Prompt: Please return each entry that follows exactly as given, but without pictures.

Data about app and page elements:
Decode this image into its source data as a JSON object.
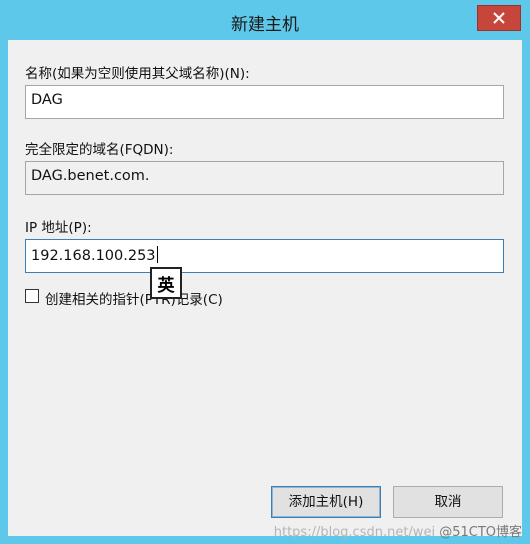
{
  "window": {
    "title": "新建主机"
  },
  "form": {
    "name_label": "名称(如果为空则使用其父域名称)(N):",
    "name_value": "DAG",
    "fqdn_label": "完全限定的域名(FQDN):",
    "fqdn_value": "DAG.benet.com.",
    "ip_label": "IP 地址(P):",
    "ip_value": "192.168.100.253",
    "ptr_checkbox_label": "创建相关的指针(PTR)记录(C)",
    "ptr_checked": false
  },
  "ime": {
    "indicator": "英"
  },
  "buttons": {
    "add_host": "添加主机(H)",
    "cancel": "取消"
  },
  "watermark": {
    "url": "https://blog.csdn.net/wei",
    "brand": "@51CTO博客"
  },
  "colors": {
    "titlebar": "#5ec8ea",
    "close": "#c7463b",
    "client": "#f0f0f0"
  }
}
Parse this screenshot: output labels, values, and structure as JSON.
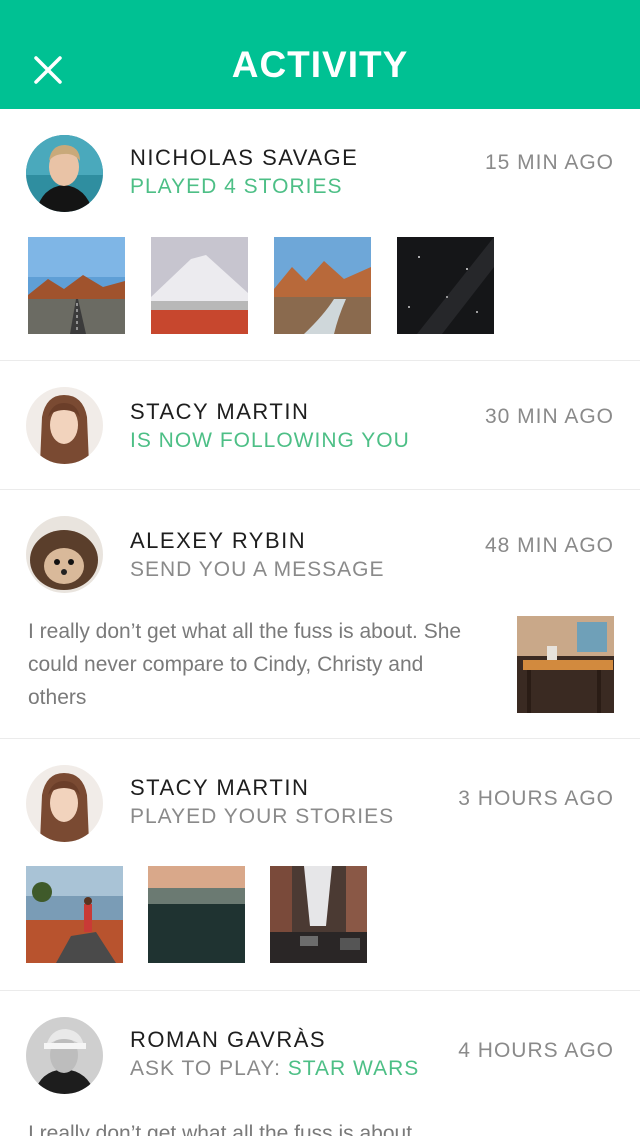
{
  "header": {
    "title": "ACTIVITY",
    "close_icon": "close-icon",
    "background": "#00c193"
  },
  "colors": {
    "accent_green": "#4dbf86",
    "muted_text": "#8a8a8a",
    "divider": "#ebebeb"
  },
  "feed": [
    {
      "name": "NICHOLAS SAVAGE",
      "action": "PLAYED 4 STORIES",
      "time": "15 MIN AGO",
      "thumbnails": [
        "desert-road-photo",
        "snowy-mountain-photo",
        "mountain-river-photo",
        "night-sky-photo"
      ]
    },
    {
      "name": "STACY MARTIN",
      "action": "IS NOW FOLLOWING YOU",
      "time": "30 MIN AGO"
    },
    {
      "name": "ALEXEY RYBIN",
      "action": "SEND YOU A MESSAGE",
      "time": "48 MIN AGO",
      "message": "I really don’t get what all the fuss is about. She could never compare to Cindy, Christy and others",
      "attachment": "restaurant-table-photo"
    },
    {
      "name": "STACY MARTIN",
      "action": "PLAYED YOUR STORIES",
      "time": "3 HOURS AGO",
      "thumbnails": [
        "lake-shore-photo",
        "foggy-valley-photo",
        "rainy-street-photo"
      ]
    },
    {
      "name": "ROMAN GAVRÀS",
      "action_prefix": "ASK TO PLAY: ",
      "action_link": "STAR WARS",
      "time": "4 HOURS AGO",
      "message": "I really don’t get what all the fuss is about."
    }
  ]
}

Task solution:
Decode this image into its source data as a JSON object.
{
  "window": {
    "title": "新建主机"
  },
  "form": {
    "name_label": "名称(如果为空则使用其父域名称)(N):",
    "name_value": "DAG",
    "fqdn_label": "完全限定的域名(FQDN):",
    "fqdn_value": "DAG.benet.com.",
    "ip_label": "IP 地址(P):",
    "ip_value": "192.168.100.253",
    "ptr_checkbox_label": "创建相关的指针(PTR)记录(C)",
    "ptr_checked": false
  },
  "ime": {
    "indicator": "英"
  },
  "buttons": {
    "add_host": "添加主机(H)",
    "cancel": "取消"
  },
  "watermark": {
    "url": "https://blog.csdn.net/wei",
    "brand": "@51CTO博客"
  },
  "colors": {
    "titlebar": "#5ec8ea",
    "close": "#c7463b",
    "client": "#f0f0f0"
  }
}
Parse this screenshot: output labels, values, and structure as JSON.
{
  "header": {
    "title": "ACTIVITY",
    "close_icon": "close-icon",
    "background": "#00c193"
  },
  "colors": {
    "accent_green": "#4dbf86",
    "muted_text": "#8a8a8a",
    "divider": "#ebebeb"
  },
  "feed": [
    {
      "name": "NICHOLAS SAVAGE",
      "action": "PLAYED 4 STORIES",
      "time": "15 MIN AGO",
      "thumbnails": [
        "desert-road-photo",
        "snowy-mountain-photo",
        "mountain-river-photo",
        "night-sky-photo"
      ]
    },
    {
      "name": "STACY MARTIN",
      "action": "IS NOW FOLLOWING YOU",
      "time": "30 MIN AGO"
    },
    {
      "name": "ALEXEY RYBIN",
      "action": "SEND YOU A MESSAGE",
      "time": "48 MIN AGO",
      "message": "I really don’t get what all the fuss is about. She could never compare to Cindy, Christy and others",
      "attachment": "restaurant-table-photo"
    },
    {
      "name": "STACY MARTIN",
      "action": "PLAYED YOUR STORIES",
      "time": "3 HOURS AGO",
      "thumbnails": [
        "lake-shore-photo",
        "foggy-valley-photo",
        "rainy-street-photo"
      ]
    },
    {
      "name": "ROMAN GAVRÀS",
      "action_prefix": "ASK TO PLAY: ",
      "action_link": "STAR WARS",
      "time": "4 HOURS AGO",
      "message": "I really don’t get what all the fuss is about."
    }
  ]
}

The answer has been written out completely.